November 10, 1960

Look To The Fields Of New Jersey

East Orange, N. J.

Located between New York City and Philadelphia, New Jersey, the Garden State, was once described by Benjamin Franklin as "a barrel tapped at both ends." To a great many people New Jersey is the corridor between two great metropolises. Each year thousands of people hurry through the state to visit other places. But New Jersey is also the home of six million people. Fourth smallest of the states, it ranks high in many fields. Statistics can help to know the state, but they cannot reveal the charm. This is New Jersey.

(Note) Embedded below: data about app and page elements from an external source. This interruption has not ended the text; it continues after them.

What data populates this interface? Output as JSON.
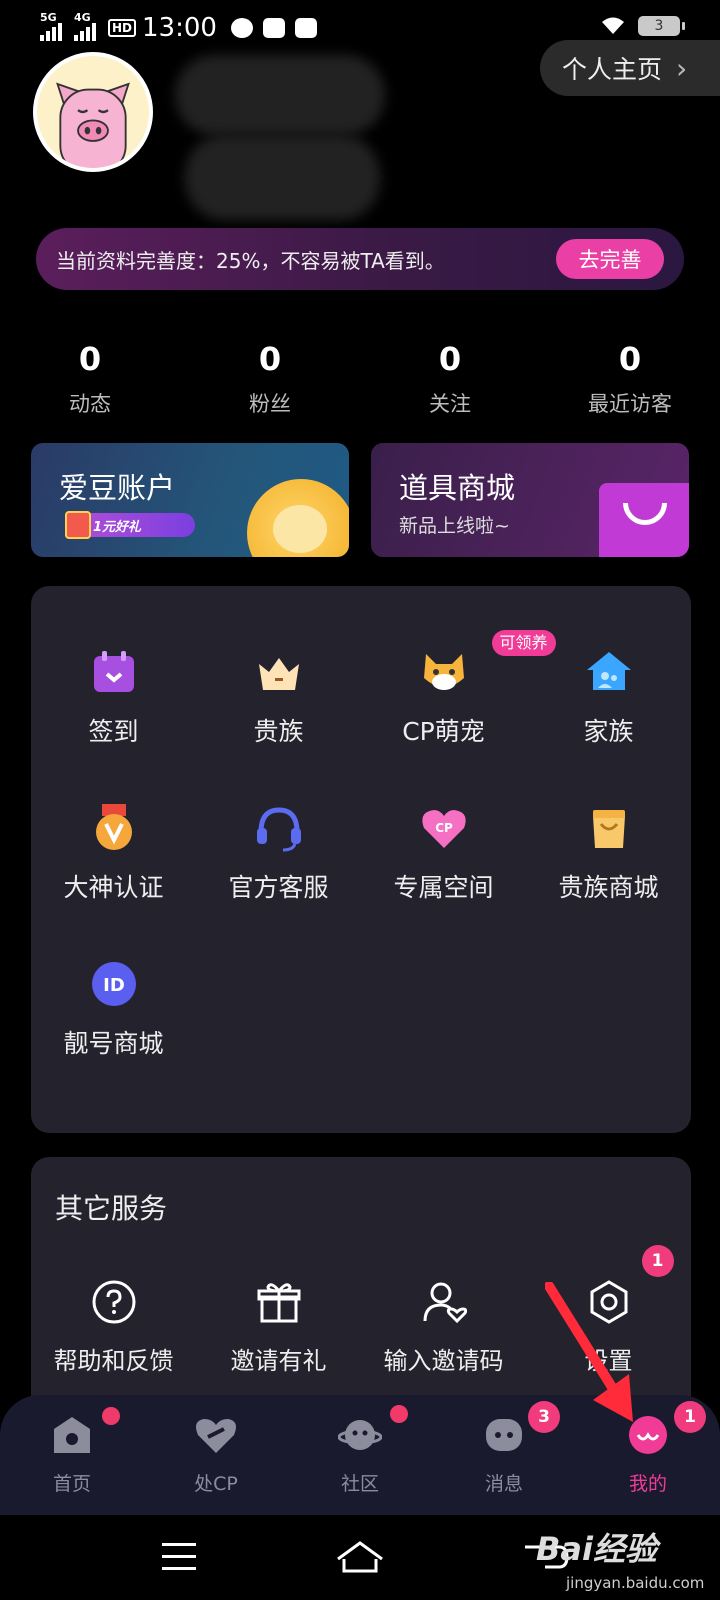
{
  "status_bar": {
    "network_1": "5G",
    "network_2": "4G",
    "hd": "HD",
    "time": "13:00",
    "battery": "3"
  },
  "header": {
    "profile_button": "个人主页",
    "completion_text": "当前资料完善度：25%，不容易被TA看到。",
    "completion_button": "去完善"
  },
  "stats": [
    {
      "value": "0",
      "label": "动态"
    },
    {
      "value": "0",
      "label": "粉丝"
    },
    {
      "value": "0",
      "label": "关注"
    },
    {
      "value": "0",
      "label": "最近访客"
    }
  ],
  "cards": {
    "account": {
      "title": "爱豆账户",
      "badge": "1元好礼"
    },
    "shop": {
      "title": "道具商城",
      "subtitle": "新品上线啦~"
    }
  },
  "grid": [
    {
      "label": "签到",
      "icon": "calendar-check-icon"
    },
    {
      "label": "贵族",
      "icon": "crown-icon"
    },
    {
      "label": "CP萌宠",
      "icon": "cat-icon",
      "badge": "可领养"
    },
    {
      "label": "家族",
      "icon": "family-house-icon"
    },
    {
      "label": "大神认证",
      "icon": "medal-icon"
    },
    {
      "label": "官方客服",
      "icon": "headset-icon"
    },
    {
      "label": "专属空间",
      "icon": "cp-heart-icon"
    },
    {
      "label": "贵族商城",
      "icon": "shopping-bag-icon"
    },
    {
      "label": "靓号商城",
      "icon": "id-icon"
    }
  ],
  "other_services": {
    "title": "其它服务",
    "items": [
      {
        "label": "帮助和反馈",
        "icon": "help-icon"
      },
      {
        "label": "邀请有礼",
        "icon": "gift-icon"
      },
      {
        "label": "输入邀请码",
        "icon": "invite-user-icon"
      },
      {
        "label": "设置",
        "icon": "settings-icon",
        "count": "1"
      }
    ]
  },
  "tabbar": [
    {
      "label": "首页",
      "icon": "home-icon",
      "dot": true
    },
    {
      "label": "处CP",
      "icon": "heart-tab-icon"
    },
    {
      "label": "社区",
      "icon": "planet-icon",
      "dot": true
    },
    {
      "label": "消息",
      "icon": "message-icon",
      "count": "3"
    },
    {
      "label": "我的",
      "icon": "me-icon",
      "count": "1",
      "active": true
    }
  ],
  "watermark": {
    "brand": "Bai经验",
    "url": "jingyan.baidu.com"
  },
  "colors": {
    "accent": "#f03b97",
    "panel": "#23222d",
    "badge_red": "#f03b7d"
  }
}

One author described it in these words: "As small as its 8,224 square miles, as unbounded as the world-wide markets it serves; as old as Henry Hudson's Half Moon, as new as the research in its scores of modern laboratories; as gay as the white sand beaches in the summer sun, as somber as the sooty Newark Meadows in a winter twilight. Variety is the secret of New Jersey. In a state which in size a Texan might consider merely an overgrown ranch, there are mountains, cities, farms and beaches — each well-defined and nationally-known. Few states crowd so much into 166 airline miles."

No brethren, this isn't an article to attract tourists. I am not working for the chamber of commerce. I would, however, like to turn the eyes of faithful brethren to the fields of New Jersey. How many churches of Christ meet in this, one of the most thickly populated states in the Union? One directory lists 22 churches. I know of one other that has started meeting since the directory was published. Most of these churches number less than 100 members.

There are several large cities in which the Lord's church is not now meeting. Who will go into these cities to preach the gospel? Who will support them? We would like to encourage faithful gospel preachers to look to New Jersey as a field of work, and it will be work. As one brother expressed it, "You can stay just as busy as you want to." We would like to encourage faithful elders to look to New Jersey as a place to send men to establish and strengthen churches.

Among the larger cities in which the church is not meeting are Phillipsburg, Somerville, Atlantic City, Vineland, Perth Amboy, Jersey City, Paterson, North Bergen, and many others. Brethren, look to the fields. Some southern cities the size of these sometimes support a dozen churches. If you would like more information about the prospects here, write to me. I stand ready to help in any way I can to get more men working in New Jersey.

Bill Echols 169 Main Street